The basic White M2 and M3 half-tracks and their variants were some of the most ubiquitous vehicles of the US Army in WW2. These had very long careers, spanning even into the 1980s in Lebanon and Africa. These trucks were tough and extremely versatile for all kinds of missions, ranging from troop carriers to self-propelled guns. One variant used for close troop support mostly in the ETO was the M4, M4A1 and M21 mortar carriers. I had previously built the variant carrying the AA turret mount, the M16 Half Track and enjoyed the build very much. This time, I wanted to build the 81mm mortar carrier which has a very different layout from the AA-gun version.
Each M4A1 carried about 120 mortar shells. This gave the truck ample ammunition to provide the necessary field support for front-line infantry in close proximity. The truck is also equipped with a field radio to allow coordination of fire with spotters and other units. In case the enemy got too close, a .50 cal Browning was also mounted on the gun ring. In that sense, the M4A1 also acted as an assault combat vehicle at times.
For such a “common” vehicle in the US Army, there are surprisingly few choices available in 1/72 scale. There are plenty to choose from in 1/35 scale, but in 1/72 there are only two real choices, both several decades-old. One was the Matchbox M16 (also issued under Revell) in 1/76 scale, and this Hasegawa issue from the early 1980s. While the details are not too bad, there was plenty of flash in my kit, and the fit was certainly from a time before the super Hasegawa kits that came later.
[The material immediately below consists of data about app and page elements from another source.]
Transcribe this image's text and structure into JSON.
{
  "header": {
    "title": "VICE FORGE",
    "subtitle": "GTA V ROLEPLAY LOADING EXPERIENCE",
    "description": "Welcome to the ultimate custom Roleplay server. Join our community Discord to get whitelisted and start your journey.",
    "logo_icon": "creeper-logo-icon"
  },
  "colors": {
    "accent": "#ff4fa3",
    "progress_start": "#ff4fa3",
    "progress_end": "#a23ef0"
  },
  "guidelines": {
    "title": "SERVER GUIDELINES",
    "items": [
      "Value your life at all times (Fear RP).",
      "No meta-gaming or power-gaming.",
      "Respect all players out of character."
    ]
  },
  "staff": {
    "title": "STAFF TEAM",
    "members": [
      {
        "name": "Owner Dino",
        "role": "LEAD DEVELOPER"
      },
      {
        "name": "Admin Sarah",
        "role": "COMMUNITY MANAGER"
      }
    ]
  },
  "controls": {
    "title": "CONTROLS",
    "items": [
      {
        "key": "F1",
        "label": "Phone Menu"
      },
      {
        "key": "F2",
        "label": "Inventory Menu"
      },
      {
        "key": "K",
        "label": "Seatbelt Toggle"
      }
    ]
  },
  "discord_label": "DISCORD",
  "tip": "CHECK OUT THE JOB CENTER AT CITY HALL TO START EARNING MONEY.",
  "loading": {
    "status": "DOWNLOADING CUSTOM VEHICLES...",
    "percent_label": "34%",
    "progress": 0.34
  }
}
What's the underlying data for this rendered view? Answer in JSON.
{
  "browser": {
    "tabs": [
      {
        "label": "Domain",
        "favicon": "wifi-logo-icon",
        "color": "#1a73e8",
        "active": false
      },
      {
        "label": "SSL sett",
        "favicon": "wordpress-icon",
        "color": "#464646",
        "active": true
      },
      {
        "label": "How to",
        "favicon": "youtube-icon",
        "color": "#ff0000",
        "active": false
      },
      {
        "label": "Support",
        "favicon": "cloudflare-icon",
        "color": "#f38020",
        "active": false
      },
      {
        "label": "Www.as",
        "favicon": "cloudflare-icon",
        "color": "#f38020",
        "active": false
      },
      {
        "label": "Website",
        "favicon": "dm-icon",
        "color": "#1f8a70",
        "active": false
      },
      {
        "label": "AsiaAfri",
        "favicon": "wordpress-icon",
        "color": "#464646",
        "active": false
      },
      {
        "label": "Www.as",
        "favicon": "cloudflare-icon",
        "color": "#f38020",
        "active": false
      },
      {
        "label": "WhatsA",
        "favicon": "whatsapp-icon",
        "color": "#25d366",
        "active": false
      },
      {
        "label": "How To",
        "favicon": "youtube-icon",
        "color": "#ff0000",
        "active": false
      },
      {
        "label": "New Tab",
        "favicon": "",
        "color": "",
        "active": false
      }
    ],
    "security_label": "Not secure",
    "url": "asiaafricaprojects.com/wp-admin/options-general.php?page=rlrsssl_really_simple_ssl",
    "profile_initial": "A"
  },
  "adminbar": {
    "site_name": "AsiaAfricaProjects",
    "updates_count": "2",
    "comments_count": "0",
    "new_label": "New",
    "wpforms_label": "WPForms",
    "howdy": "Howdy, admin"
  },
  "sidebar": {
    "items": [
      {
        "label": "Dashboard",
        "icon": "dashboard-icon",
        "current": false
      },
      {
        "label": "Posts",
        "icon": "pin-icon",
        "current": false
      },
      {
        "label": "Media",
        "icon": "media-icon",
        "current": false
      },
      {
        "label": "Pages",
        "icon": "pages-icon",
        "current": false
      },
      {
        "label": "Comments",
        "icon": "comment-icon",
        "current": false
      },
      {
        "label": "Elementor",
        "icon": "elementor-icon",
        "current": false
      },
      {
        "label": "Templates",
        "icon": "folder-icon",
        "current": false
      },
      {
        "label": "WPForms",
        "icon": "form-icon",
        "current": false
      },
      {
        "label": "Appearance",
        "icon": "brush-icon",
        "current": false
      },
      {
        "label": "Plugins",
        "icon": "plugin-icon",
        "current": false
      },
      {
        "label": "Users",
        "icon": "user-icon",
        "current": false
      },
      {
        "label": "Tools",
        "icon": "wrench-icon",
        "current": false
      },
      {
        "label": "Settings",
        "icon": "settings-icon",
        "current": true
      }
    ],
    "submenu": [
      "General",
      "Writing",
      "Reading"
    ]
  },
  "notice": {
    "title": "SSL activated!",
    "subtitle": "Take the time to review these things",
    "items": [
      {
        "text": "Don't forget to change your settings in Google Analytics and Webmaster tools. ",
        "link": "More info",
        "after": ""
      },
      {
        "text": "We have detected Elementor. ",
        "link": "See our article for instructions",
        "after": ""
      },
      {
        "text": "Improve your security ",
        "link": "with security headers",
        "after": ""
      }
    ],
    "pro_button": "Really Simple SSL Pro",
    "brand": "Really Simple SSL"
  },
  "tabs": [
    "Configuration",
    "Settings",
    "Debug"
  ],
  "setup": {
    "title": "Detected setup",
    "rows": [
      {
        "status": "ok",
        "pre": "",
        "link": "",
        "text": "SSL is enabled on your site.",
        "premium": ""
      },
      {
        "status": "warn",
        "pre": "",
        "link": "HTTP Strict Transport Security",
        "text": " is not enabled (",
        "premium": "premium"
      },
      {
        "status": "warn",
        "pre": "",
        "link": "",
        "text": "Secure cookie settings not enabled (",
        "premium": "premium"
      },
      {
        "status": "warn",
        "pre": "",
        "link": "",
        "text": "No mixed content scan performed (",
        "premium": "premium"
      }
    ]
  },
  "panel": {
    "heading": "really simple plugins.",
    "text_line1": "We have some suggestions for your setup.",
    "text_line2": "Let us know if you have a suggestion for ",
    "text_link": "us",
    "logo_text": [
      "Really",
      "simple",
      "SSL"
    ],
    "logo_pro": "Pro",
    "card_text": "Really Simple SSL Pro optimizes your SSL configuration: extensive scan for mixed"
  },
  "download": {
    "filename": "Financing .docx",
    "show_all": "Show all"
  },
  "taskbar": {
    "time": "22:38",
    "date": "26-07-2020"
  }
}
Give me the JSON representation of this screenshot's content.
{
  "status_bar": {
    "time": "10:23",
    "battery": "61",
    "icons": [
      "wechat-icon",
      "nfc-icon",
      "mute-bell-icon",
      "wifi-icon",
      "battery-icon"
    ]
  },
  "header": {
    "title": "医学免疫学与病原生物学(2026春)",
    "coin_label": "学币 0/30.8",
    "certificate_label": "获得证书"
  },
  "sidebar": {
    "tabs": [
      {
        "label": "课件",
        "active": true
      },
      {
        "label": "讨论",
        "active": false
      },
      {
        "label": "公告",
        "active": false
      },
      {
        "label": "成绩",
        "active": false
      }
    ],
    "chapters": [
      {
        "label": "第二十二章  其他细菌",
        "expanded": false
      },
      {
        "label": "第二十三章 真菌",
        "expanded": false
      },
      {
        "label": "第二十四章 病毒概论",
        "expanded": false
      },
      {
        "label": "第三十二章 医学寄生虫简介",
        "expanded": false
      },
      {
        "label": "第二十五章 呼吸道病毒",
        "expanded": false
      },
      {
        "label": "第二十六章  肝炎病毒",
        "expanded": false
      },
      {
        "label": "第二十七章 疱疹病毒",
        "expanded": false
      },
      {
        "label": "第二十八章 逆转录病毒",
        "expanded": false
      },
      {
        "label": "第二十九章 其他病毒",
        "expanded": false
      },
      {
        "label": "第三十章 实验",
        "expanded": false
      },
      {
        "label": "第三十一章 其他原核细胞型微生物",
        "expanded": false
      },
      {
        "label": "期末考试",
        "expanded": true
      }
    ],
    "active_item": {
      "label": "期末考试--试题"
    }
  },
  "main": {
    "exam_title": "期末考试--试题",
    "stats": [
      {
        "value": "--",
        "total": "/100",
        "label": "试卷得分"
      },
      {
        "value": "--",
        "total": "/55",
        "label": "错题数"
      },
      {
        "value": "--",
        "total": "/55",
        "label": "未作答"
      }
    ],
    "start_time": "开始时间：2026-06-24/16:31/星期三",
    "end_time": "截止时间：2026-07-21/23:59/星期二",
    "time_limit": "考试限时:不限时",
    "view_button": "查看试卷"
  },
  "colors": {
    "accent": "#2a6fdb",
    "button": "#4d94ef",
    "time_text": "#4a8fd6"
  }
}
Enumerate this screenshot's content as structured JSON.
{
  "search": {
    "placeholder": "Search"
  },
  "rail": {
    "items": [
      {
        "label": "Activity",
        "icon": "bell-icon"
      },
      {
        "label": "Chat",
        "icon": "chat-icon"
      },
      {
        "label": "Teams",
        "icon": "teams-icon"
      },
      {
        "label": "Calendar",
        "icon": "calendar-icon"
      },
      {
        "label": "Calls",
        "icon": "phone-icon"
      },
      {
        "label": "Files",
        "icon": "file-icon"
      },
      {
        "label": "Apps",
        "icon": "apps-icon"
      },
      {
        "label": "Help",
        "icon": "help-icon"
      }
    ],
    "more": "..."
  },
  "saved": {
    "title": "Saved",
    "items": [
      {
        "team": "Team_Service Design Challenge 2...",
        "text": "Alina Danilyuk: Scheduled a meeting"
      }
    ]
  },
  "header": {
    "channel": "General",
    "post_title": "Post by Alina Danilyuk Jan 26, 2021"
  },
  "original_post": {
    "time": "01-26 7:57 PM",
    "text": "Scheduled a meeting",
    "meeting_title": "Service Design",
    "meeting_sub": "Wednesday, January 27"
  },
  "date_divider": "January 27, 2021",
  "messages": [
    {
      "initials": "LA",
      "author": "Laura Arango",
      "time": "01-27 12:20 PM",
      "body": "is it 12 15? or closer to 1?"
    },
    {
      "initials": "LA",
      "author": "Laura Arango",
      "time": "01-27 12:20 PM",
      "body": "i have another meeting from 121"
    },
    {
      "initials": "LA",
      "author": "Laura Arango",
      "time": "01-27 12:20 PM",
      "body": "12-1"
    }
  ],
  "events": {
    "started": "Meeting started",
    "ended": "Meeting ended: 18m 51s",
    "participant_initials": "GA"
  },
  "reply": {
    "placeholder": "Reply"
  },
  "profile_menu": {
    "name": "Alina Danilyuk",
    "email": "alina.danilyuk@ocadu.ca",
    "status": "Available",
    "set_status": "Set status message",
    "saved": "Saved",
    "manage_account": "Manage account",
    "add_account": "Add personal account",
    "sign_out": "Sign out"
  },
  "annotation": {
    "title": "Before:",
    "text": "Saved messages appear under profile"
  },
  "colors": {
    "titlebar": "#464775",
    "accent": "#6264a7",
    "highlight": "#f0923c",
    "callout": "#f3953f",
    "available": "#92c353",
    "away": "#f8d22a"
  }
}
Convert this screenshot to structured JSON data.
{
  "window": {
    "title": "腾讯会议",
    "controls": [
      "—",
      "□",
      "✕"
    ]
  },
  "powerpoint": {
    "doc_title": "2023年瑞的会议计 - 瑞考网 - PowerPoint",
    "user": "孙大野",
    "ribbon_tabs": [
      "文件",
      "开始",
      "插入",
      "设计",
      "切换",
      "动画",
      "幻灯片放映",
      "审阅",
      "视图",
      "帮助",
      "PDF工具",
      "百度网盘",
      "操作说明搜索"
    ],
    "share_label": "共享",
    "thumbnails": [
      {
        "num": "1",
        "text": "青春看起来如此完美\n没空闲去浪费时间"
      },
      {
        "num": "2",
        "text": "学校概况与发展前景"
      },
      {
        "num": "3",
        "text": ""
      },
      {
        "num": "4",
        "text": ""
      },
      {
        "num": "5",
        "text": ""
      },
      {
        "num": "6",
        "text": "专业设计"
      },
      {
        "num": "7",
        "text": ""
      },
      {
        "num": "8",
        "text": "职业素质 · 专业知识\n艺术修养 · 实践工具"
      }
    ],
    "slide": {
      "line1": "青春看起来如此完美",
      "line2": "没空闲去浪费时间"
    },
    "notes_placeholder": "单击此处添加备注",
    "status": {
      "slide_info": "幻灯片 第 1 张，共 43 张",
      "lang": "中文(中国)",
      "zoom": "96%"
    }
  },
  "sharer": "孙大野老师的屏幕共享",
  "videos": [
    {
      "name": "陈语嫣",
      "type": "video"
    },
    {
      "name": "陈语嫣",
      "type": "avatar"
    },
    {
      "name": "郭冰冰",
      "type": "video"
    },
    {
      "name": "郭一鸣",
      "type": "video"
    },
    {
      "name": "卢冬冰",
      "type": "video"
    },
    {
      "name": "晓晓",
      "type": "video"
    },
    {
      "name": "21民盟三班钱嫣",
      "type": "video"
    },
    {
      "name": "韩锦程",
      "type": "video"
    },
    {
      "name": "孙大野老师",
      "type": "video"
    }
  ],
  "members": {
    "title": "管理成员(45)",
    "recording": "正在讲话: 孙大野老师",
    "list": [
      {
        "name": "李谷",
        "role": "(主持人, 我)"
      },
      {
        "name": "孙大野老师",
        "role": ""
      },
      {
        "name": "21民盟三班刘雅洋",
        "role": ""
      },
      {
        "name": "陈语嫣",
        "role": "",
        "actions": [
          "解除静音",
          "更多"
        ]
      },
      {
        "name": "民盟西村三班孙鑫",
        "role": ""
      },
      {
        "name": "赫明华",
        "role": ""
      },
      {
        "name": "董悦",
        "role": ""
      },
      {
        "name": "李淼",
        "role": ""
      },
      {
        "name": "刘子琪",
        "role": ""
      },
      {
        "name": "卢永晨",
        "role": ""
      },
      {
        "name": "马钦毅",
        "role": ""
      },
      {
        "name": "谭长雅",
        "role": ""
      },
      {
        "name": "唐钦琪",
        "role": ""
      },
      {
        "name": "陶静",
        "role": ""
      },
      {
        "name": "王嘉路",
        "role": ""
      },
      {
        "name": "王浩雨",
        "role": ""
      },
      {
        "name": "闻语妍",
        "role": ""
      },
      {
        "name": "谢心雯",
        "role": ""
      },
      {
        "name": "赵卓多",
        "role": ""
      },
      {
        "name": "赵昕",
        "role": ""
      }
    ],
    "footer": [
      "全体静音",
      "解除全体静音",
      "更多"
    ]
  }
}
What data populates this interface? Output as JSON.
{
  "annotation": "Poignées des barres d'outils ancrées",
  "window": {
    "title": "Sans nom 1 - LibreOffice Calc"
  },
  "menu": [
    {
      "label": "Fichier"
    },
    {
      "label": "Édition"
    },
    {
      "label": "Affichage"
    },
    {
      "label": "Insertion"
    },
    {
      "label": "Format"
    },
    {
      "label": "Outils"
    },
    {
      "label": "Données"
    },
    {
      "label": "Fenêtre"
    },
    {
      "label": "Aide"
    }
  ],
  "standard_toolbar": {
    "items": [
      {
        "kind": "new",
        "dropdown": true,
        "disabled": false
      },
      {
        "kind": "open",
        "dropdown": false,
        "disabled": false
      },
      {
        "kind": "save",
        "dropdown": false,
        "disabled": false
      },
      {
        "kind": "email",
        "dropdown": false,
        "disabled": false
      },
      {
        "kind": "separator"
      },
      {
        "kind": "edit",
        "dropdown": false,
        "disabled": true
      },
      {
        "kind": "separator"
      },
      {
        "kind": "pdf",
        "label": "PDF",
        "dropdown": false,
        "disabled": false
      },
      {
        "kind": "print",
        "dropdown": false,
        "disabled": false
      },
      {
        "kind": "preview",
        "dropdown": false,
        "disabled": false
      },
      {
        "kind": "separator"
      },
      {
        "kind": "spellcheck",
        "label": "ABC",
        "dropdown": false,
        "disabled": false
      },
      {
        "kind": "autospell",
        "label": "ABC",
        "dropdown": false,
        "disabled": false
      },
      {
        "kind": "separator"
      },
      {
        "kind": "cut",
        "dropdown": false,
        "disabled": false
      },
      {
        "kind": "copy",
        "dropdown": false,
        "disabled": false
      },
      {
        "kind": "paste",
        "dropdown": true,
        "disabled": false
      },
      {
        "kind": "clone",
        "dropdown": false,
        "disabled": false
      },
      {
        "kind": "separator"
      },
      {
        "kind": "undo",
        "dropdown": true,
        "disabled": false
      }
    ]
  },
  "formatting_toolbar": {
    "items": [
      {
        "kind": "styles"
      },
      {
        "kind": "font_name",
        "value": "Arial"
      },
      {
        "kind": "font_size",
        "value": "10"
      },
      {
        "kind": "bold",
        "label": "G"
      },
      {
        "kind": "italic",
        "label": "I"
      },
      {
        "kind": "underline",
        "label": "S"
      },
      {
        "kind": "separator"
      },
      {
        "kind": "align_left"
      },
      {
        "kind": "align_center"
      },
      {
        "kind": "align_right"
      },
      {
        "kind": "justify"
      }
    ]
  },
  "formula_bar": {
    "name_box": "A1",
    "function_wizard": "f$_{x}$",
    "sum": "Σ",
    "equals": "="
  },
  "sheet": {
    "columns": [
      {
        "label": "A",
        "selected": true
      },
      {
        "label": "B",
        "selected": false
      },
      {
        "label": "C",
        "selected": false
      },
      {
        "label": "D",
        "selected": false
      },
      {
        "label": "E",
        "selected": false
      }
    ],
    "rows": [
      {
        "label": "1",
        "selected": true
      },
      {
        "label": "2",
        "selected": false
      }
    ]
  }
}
The biggest challenge for this kit was that Hasegawa tried to make this into a mortar carrier without providing the necessary stowage cabinets for the shells by using the basic troop carrier arrangement. Although the box art did show the correct arrangement of the rear compartment, none of that was to be found in the kit. Also, these half-tracks are often seen in photographs packed full with bedrolls, tarp sheets, and supplies hanging from the sides. There were none in this kit, so I got Redog’s Half-Track resin accessories via eBay.
As shown here, the kit as supplied has no real interior cabinets for the mortar. This is pretty much all the interior there was (without mortar and seat backs) which does NOT look like a mortar carrier at all.
Using Evergreen plastic stock, I proceeded to scratch-build the stowage and shell rack for the M4A1. By measuring off the vertical wall of the vehicle, I can determine the height and depth of the cabinets.
Now you can see the full layout of the cabinets and racks with all the scratch-built components in the rear compartment.
The other missing component that is a key visual item for the mortar carrier is the array of shell tubes arranged in the racks. For these, I used Evergreen 1.2mm diameter rods, carefully cut to more-or-less uniform length and glued onto the rack. This part of the project was the most painstaking but the results are very rewarding, and goes a long way to making this into a true mortar carrier.
The other item that was pretty prominent was the .50 cal machine gun. The one provided by Hasegawa was very skimpy on details, so I dug into my spare parts stash and found a more accurate-looking one on the left.
After my usual priming with NATO Black and Sky Grey, I painted the vehicle in Model Master Olive Drab, thinning it enough so that the under-shading show through.
The seats, driver’s instrument panel, and other details are painted in with a fine brush.
The track assembly and front steering tires are added in before the fiddly details in the rear compartment. The tracks are one-piece flexible tracks, so the same installation technique as in the Matchbox M16 kit are used.
Mortar tube get added to the assembly. I did have to drill out the tube.
The decals get added after preparing the surface with Micro Gloss. I paint in the chipping of the paintwork with Pale Green FS34227 and NATO Black. Then the entire vehicle gets coated with satin varnish.
An oil wash of 50:50 Burnt Umber: Lamp Black brings out the details and ruggedness of this truck.
I do a trial-fit of the excellent resin parts from Redog UK. There are more parts than I can fit on this single truck, that will come in useful for future projects of Allied vehicles.
The chosen parts are painted in Vallejo US Dark Green, Tamiya Khaki Drab, Olive Green, and Buff.
The parts look excellent on the model and the truck is now suitably “piled-up” with all sorts of stuff.
I prepared a small base “Anywhere in Europe” to focus attention on the truck itself. The figures that came with the kit were horribly wooden-looking so I decided not to display any crew with this truck.